Saints CVs – John Newton (1725-1807)

Amazing grace! (how sweet the sound)
A That saved a wretch like me!
I once was lost, but now am found,
Was blind, but now I see.

John Newton’s Amazing Grace may be the most famous hymn in the world - it’s instantly recognizable, whether played by a piper on an Edinburgh street corner or sung a cappella by US president Barack Obama at a memorial service. In fact, many famous singers have recorded versions of Amazing Grace, including Elvis Presley, Aretha Franklin, and Celine Dion.

Amazing Grace was 250 years old in 2023, since the hymn had its first rendition on New Year’s Day, 1773. In any ‘top ten’ compilation of Christian hymns, Amazing Grace is ever present in the list and often right up at number one.

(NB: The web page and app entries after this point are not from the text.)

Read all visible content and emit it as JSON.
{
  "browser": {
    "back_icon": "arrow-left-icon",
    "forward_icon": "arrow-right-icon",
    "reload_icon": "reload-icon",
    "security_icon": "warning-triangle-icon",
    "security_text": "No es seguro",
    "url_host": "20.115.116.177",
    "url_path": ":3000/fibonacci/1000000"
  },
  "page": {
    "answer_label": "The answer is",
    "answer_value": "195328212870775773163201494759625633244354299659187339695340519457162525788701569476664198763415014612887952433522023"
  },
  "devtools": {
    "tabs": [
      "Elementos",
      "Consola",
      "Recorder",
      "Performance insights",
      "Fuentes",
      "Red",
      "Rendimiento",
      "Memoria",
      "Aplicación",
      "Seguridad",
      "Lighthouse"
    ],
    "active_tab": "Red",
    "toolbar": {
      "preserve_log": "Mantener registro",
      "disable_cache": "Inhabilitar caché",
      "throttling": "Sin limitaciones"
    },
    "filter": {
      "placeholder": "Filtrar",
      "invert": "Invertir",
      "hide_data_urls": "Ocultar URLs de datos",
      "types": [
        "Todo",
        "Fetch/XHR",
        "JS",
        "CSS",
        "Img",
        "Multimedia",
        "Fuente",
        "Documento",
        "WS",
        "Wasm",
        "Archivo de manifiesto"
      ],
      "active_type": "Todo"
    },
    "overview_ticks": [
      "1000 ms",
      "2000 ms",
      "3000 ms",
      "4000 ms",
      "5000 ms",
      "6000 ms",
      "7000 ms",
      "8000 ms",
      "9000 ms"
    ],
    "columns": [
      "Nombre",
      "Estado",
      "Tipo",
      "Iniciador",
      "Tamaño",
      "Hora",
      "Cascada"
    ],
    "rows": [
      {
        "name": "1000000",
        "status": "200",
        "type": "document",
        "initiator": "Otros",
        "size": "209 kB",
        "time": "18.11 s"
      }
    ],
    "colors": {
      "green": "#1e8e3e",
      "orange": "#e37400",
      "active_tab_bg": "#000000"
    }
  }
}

The man behind the hymn certainly experienced God’s amazing grace; John Newton started out as a wild-living sailor. After deserting from the Royal Navy, Newton became involved in the slave trade. He sailed on ships transporting people from Africa to America. During one voyage in 1748, Newton’s vessel was caught by a dreadful storm, and he cried out for God’s mercy. Later, he remembered that day as the time when he began to trust the Lord - ‘the hour I first believed’.

After quitting the sea for health reasons, he worked in Liverpool for several years as a tide surveyor. His interest in evangelism grew over this period. He was ordained as a curate in the Church of England and was sent to the Buckinghamshire parish of Olney in 1764. Here, at St. Peter and St. Paul church, he preached several times a week and composed many hymns for the congregation to sing. Along with his poetic friend and neighbour William Cowper, he collated 348 songs into a volume of Olney Hymns. Newton’s contributions include hymns we continue to sing today, like:

Amazing grace; Come, my soul, thy suit prepare; and How sweet the name of Jesus sounds. The Cowper and Newton museum at Olney has interesting exhibits about Newton’s life and times. However, the notebook containing the transcript for his ‘Amazing Grace’ sermon on 1 Chronicles chapter 16 verses 16 and 17 is lodged at Lambeth Palace in London.

Newton wrote about his experiences of the slave trade, admitting in retrospect that it was an ‘unhappy and disgraceful branch of commerce’ in which his personal involvement was a ‘subject of humiliating reflection’. Newton had a great influence on William Wilberforce, both spiritually and in terms of campaigning against slavery.

John Newton died in 1807 at the age of eighty-two. One of his final sayings was, ‘Although my memory is fading, I remember two things very clearly: I am a great sinner-and Christ is a great Saviour’.1 In his speaking, as in his writing, Newton was blessed with a wonderful turn of phrase. Some of his memorable quotations are listed below.

‘I am not what I ought to be, I am not what I want to be, I am not what I hope to be in another world; but still I am not what I once used to be, and by the grace of God I am what I am’.2

‘If two angels were to receive at the same moment a commission from God, one to go down and rule earth’s grandest empire, the other to go and sweep the streets of its meanest village, it would be a matter of entire indifference to each which service fell to his lot, the post of ruler or the post of scavenger; for the joy of the angels lies only in obedience to God’s will’.3

‘How unspeakably wonderful to know that all our concerns are held in hands that bled for us’.4

Further reading

JONATHAN Aitken, John Newton: From Disgrace to Amazing Grace, Crossway, 2007.

John Newton, Thoughts upon the African slave trade, 1792. Found at:



JONATHAN Aitken, John Newton: From Disgrace to Amazing Grace, Crossway, 2007 (ch. 46).


The Christian Spectator, Vol. 3, 1821.


E. M. BOUNDS, The Essentials of Prayer (ch. 2). Found at:


Found at: